View of dawn from the balcony at 7.30am. The sunrise is not due for another hour but the city is already getting busy with school children walking to school and cars buzzing on the roads.
The bathroom is equipped with a washer, air exhaust and heated towel racks. Fairly well-designed with a toilet seat cover made of wood so it’s comfier during the winter chill.
This off the beaten track to Vilnius, Lithuania served to open my eyes to what interesting surprises the Baltic region can offer. In fact, most of my friends were clueless about where Lithuania is nor were they able to differentiate between Balkan from the Baltic, just like how many Europeans still thought Singapore is a part of China.
Overall, it’s a lovely city to visit if you enjoy long flights or have a penchant to seek out off the beaten track exotic cultural adventures and enjoy the hearty local cuisine. It is also not afflicted by mass tourism as yet so you can enjoy the attractions in relative peace. Vilnius can also be a great stopover should you be planning a trip to Finland, for a more well-rounded escapade to Northern Europe.

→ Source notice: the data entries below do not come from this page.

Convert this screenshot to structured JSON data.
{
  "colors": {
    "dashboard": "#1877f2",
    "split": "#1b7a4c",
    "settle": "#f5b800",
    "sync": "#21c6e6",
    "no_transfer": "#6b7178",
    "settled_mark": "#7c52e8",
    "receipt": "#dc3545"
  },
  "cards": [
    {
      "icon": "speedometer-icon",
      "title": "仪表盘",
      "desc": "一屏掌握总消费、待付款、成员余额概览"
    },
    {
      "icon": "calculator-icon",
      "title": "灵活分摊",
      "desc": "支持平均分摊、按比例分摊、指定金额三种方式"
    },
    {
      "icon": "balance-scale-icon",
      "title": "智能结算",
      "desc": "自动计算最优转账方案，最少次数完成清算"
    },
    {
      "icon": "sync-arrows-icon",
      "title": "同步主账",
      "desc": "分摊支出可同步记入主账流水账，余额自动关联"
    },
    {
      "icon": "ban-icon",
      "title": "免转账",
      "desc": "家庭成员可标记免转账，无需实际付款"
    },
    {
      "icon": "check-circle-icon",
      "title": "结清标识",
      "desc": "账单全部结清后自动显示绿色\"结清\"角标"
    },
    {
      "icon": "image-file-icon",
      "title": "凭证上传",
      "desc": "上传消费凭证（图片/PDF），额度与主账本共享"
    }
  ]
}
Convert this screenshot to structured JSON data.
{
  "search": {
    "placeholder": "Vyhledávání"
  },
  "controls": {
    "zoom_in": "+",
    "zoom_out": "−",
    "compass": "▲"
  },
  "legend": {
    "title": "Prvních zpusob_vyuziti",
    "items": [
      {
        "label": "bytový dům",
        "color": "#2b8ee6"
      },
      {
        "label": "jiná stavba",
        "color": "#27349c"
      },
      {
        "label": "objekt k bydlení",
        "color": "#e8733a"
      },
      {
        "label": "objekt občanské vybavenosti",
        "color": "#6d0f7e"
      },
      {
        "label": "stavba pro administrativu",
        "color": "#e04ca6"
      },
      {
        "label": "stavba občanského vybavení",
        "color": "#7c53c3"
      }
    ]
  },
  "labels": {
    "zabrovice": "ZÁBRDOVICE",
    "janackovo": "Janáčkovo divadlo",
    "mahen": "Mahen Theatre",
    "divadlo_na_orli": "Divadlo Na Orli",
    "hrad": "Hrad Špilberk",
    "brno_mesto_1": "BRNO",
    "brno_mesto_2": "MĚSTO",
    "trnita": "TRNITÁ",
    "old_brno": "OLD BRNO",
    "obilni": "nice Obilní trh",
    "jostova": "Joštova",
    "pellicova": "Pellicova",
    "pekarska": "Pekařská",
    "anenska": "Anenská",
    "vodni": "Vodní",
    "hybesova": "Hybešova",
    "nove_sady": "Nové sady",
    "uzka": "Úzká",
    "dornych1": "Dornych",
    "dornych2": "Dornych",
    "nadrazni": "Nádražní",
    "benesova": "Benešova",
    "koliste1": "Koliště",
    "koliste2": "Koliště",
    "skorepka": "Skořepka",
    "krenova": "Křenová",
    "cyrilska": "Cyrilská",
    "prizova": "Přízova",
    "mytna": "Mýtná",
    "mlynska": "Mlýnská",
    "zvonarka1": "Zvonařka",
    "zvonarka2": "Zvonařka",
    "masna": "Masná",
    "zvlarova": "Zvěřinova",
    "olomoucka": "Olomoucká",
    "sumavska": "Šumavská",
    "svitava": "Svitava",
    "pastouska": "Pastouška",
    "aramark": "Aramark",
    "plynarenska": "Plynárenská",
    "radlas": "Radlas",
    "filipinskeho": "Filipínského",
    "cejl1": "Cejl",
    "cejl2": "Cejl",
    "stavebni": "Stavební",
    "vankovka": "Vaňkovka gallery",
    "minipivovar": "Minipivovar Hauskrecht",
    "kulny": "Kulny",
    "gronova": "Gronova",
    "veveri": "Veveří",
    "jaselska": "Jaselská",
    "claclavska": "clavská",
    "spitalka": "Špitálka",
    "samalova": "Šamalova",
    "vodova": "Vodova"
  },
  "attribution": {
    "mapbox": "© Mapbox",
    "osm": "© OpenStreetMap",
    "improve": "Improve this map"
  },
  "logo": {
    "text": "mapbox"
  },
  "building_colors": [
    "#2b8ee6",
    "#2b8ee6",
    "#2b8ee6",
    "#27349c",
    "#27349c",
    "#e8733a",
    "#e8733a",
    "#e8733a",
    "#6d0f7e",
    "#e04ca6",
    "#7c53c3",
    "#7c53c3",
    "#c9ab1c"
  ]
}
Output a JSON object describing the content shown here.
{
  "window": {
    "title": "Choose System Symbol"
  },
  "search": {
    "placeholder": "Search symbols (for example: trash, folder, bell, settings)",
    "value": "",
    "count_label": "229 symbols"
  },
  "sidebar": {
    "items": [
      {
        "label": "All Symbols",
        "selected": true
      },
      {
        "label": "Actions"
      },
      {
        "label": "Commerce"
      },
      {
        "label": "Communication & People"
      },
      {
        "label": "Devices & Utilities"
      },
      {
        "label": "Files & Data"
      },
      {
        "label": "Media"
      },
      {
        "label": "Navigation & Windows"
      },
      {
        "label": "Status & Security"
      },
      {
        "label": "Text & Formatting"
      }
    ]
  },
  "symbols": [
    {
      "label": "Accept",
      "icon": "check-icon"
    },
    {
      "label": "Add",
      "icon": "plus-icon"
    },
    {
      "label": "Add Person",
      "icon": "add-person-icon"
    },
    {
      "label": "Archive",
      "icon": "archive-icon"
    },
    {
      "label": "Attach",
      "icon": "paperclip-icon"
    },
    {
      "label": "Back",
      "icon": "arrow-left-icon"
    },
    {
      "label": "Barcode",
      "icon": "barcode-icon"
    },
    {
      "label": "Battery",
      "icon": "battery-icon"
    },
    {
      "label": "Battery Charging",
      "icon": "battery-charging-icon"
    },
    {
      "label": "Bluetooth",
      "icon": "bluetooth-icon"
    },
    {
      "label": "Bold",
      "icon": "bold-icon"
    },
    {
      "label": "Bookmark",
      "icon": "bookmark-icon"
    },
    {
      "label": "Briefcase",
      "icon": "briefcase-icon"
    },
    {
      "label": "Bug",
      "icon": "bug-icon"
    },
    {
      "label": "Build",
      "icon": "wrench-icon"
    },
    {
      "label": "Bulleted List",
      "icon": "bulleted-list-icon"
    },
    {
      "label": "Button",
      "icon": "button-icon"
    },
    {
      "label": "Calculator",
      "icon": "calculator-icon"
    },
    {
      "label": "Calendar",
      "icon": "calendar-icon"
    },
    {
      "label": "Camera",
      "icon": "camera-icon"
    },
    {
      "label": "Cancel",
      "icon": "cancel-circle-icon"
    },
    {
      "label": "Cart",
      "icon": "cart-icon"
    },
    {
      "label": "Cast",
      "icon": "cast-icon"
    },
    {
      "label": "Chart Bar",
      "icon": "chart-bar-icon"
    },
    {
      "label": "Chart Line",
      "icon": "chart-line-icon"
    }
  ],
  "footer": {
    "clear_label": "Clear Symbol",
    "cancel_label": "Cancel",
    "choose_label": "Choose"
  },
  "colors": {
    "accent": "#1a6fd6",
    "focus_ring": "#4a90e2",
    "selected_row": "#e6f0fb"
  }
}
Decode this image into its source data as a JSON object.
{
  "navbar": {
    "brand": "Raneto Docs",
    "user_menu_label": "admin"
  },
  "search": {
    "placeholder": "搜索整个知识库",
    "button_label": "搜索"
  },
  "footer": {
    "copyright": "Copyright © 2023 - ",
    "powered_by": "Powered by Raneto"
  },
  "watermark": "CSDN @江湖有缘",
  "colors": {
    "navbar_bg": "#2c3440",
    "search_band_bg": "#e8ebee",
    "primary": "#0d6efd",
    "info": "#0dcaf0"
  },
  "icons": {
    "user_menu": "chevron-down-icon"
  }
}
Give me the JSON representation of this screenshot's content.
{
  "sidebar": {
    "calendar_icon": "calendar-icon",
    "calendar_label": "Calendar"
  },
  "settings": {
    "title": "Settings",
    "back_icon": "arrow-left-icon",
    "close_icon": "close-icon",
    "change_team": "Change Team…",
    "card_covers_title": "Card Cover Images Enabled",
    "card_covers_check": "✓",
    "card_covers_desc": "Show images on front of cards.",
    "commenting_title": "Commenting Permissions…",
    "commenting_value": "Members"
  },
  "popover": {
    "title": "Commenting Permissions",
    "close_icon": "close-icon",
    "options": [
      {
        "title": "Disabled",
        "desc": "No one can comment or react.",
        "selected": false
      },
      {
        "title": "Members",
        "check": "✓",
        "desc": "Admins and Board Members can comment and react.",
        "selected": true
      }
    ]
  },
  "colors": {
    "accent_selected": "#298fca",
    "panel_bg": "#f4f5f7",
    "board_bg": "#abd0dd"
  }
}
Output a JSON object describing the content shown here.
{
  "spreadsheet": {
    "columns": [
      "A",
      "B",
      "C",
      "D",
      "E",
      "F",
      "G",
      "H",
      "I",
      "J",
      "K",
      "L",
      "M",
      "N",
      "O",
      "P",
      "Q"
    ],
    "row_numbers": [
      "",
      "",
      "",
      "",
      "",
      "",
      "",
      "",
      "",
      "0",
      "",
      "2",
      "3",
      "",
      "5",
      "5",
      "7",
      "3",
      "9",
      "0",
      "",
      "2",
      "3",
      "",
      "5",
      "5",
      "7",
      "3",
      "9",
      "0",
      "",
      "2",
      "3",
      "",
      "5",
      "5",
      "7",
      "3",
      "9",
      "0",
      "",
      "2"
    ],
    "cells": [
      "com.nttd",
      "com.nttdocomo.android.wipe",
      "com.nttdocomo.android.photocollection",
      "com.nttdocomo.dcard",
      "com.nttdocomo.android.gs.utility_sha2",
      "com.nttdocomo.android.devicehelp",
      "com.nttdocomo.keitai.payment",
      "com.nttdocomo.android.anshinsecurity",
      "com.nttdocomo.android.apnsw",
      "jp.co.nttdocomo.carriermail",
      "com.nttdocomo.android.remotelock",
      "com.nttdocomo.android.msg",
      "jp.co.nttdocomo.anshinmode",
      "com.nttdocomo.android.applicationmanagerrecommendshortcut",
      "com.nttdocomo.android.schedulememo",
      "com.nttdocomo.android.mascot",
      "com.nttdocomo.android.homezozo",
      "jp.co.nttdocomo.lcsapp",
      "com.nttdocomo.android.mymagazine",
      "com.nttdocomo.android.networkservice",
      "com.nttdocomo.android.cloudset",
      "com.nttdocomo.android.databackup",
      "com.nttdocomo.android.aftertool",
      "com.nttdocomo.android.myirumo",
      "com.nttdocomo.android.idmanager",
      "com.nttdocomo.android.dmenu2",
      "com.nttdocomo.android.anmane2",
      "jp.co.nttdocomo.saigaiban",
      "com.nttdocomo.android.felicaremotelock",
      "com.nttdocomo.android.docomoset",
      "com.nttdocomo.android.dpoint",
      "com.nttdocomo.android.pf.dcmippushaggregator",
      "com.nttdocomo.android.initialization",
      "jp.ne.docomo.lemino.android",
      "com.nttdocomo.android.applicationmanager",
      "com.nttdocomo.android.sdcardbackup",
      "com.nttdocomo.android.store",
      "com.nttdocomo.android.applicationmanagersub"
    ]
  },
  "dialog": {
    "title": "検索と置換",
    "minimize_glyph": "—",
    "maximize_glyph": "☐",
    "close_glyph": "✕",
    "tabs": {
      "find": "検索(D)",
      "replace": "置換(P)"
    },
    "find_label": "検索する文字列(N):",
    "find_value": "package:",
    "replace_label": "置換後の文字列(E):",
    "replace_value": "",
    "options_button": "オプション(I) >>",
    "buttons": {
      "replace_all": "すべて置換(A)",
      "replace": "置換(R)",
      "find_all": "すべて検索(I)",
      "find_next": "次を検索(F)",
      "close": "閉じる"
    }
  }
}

Many sincere thanks for coming along my pixels journey. Should any readers be keen to enjoy this experience in the future, please feel free to drop me a message. All pictures used in this travelogue are copyrighted to Jensen Chua Photography and all rights reserved. The opinion expressed is non-prejudiced, factual, objective and that of the author.